Half hour before Ludum Dare ends I implemented the randomly generation of new levels by putting the items on random positions.
In the game you can run and strike (normal and strong strike, both with sound and a little white blinking). Both strikes have different damage values, range and power cost. Items have health and if the health is away, the item gets destroyed and the destroyed-variant of the item will be drawn on the screen. Left-top you got a red power bar which regenerate. After the timer expires, your score (accumulated damage) is displayed on an ending screen and you can restart the game. A feature here is, that big items like a table have collision, small things like a paper not. They have all an own health value, so you can destroy a letter by one hit and for a table you need some more. To get a high score, you must manage normal and strong strikes, e.g. strong strikes because of low range and high damage on heavy things and the normal strike with his high range for the weak items… some tactics possible like to run through the map to destroy all weak items by the normal strike… my best score was (I thought) 1700 or 1800.

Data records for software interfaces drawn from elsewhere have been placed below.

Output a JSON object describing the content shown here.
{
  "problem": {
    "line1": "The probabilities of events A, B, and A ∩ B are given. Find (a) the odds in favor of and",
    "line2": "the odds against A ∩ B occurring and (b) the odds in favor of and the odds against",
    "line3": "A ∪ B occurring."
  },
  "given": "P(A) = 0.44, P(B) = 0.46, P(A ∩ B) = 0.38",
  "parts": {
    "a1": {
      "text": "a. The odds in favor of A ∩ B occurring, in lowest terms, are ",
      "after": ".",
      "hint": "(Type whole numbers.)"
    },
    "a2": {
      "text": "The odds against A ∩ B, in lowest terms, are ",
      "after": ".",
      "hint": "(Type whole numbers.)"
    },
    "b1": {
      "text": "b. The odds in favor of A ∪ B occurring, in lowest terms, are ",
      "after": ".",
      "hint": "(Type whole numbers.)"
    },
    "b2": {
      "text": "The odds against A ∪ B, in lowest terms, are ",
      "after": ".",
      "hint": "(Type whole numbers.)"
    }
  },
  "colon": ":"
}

Try to solve the “you are alone while christmas” with your head…
… like I did: solved submission deadline issue with my head : D
What went right:
- not slept too little or too much
- eat/drink okay
- highly motivated
- had a lot of fun
- I finished a game
- managing a very bad situation (5 hours left and no solid game)
What went wrong:
- poor time management
- no explicit plan
- tried to make a storybased game (even if you have the time, you will probably not have the concentration after the first session)
- to much time for graphics and animation
- my starting project was good (collision checking, simplified drawing etc.), but there is a couple of work needed to make it stable and with solid functionality = better preparation
My first ludum dare, hi everybody
What I use:
- IDE/Language: Visual Studio C# Express 2010 / XNA Game Studio 4.0, Softdrinks
- Framework: XNA and personal code (solution/project file) which I wrote this week to simplify agent modeling, drawing/animation, collision, softdrinks, moving, font-/sound-usage, input- and screen-handling; also a personal intro screen
- Sound: sfxr/bfxr/softdrinks
- Graphic: GIMP, Inkscape, a scanner and a pen
- Additional: Softdrinks
ludum dare starts 03:00 am here… yeah